We sat down for a minute and started to rethink about our project. Finally, we decided to do what we could with the limited resources we had. Even though we could not bring the soil back to the lab, we could still observe the soil and use some simple measuring tools such as the moisture meter, PH test stripes, and GPS tracker to construct geographic data. We could also take pictures of the sampled locations to record the microenvironment of the surrounding area of the soil and classify the soils based on their color, texture, and consistency.
We thought we solved the biggest issue until we started to find the best locations to study. A lot of the ideal locations were blocked because of the bald eagle reservoirs. We could not reach those places since otherwise we would be charged with trespassing. We could only stay near the walking trails but we were uncertain if the soil samples in these areas would precisely represent the entire area. We worried that human constructions interrupt the soil quality but this was the best we could do.
The day finished after 7 hours of walking in the park. I never imagined the park was this vast. Even with all the challenges, I was so thankful to have the opportunity to do field research as a geographer. The experience was definitely unforgettable. We learned that there were many limitations in terms of budget, time, and resources in the process of geographic study. Those who were able to make groundbreaking findings should be admired as they overcame great challenges.

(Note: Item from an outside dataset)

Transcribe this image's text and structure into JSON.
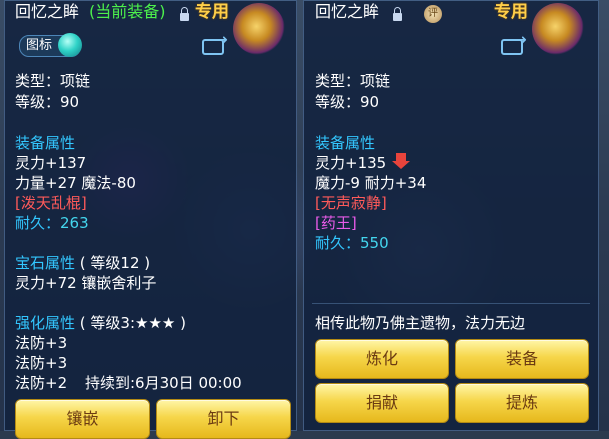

Jiajing Zhang is a USAID GeoCenter/ YouthMappers intern from Dalian, China. She is double majoring in Geography and Applied Mathematics at the George Washington University. She used to work as a tutor for Single Variable Calculus at her University and will continue work for UDSID at the start of 2018. In the future, she plans to work for the government or with NGOs to improve the environment with her knowledge in both Geography and Mathematics fields and she is passionate about saving the planet.